An Ex-Spy Dims the Glow of a Village Miracle
...They reported on the boy because in Dagestan, state-supported media are actively promoting belief in folk Islamic traditions. The policy props up Sufi Islam, the traditional, mystical form of the religion in this region.
It is intended to counter the fundamentalist Islamic teachings that Russian officials believe inspire the underground movement.
Thus, local television stations and newspapers are awash in reports about Sufi mysticism, graves of saints in old cemeteries, miracle-working springs and the writing on little Ali.
According to the local reports, the Arabic script appears on Ali’s skin as a rust-colored rash. He cries as the words emerge. They remain for about three days. The first message wove across his chin soon after birth, according to the grandmother. It said, “I am a slave of God.”
Pilgrims soon came to this driveway, some bearing gifts. One of Russia’s billionaires, a Muslim from the south, is building the family a new house, already going up next door. Government officials gave the family a new Lada car.
The messages on Ali’s skin sometimes refer to the war, where his father is fighting on the government side. After insurgents assassinated an aide to a Sufi imam, or Islamic preacher, in neighboring Red Dawn village, the phrase “from grief comes deliverance” appeared, according to the imam of Red October Village.
Still, Akhmedpasha Amirilayev, a member of the district council, who first invited journalists to see the boy a year ago, touching off the excitement, said in an interview that the authorities and the family decided to limit access after Ms. Chapman’s show was broadcast. In it, a professional illusionist in Moscow experiments with carrots, minced beats and spices to create a similar, sepia ink for writing on skin, ultimately settling on red wine and henna as the likely ingredients.
The show also discussed rare skin disorders. It cited an Arabist who noted that the messages on Ali’s skin sometimes appear with spelling errors, something the grandmother took particular offense at.

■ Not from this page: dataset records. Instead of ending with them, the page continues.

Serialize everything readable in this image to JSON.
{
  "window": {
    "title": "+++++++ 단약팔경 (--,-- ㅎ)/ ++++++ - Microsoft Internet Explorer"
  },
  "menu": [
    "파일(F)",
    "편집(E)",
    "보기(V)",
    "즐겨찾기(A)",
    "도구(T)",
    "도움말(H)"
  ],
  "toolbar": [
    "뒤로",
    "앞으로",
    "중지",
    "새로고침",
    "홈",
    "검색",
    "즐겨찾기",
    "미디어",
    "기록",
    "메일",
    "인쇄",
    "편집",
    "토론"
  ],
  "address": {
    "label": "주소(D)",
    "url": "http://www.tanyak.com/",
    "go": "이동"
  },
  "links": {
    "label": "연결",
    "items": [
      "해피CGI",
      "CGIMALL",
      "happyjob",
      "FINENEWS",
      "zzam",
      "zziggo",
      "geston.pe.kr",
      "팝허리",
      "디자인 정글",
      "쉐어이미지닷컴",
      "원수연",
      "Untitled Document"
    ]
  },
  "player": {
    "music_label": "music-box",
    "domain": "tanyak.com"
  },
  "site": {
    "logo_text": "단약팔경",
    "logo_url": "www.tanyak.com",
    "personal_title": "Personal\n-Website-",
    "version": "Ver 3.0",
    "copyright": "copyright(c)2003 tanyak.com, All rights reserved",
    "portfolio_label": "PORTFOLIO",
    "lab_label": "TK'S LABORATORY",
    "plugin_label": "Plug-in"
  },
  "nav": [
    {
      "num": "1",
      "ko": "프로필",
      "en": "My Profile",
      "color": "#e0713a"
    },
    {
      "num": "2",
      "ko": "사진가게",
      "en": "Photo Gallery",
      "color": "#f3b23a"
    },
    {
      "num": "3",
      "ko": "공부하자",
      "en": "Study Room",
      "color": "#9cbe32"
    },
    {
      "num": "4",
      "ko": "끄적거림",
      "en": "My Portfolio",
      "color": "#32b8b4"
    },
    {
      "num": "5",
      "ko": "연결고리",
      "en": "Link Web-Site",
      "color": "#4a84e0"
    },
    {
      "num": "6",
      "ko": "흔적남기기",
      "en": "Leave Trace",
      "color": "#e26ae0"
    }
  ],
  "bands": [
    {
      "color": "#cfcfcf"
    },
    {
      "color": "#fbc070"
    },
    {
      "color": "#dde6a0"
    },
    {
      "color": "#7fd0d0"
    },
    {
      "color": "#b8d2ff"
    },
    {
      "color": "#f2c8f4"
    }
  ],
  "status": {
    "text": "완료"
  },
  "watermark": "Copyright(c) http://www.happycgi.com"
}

It ended on a positive tone, however, suggesting that Ali’s writing, whatever the origin, had brought hope to an area badly in need of it.
Still, local residents were unhappy. “That Chapman, she said, ‘I will reveal the truth,’ but what did she reveal? Nothing,” the imam of Red October Village, Khizri Magomedov, said in an interview. “She didn’t reveal anything.”
Green Islamic flags still flap in the wind from the gate to the Yakubov front yard — a sign to pilgrims, perhaps. At the moment of a recent visit by a reporter, Ms. Yakubova, the grandmother, said, the word “imam” was written on Ali’s forehead. But he would not be shown.
After Ms. Chapman’s report, she said, “we do not trust journalists.”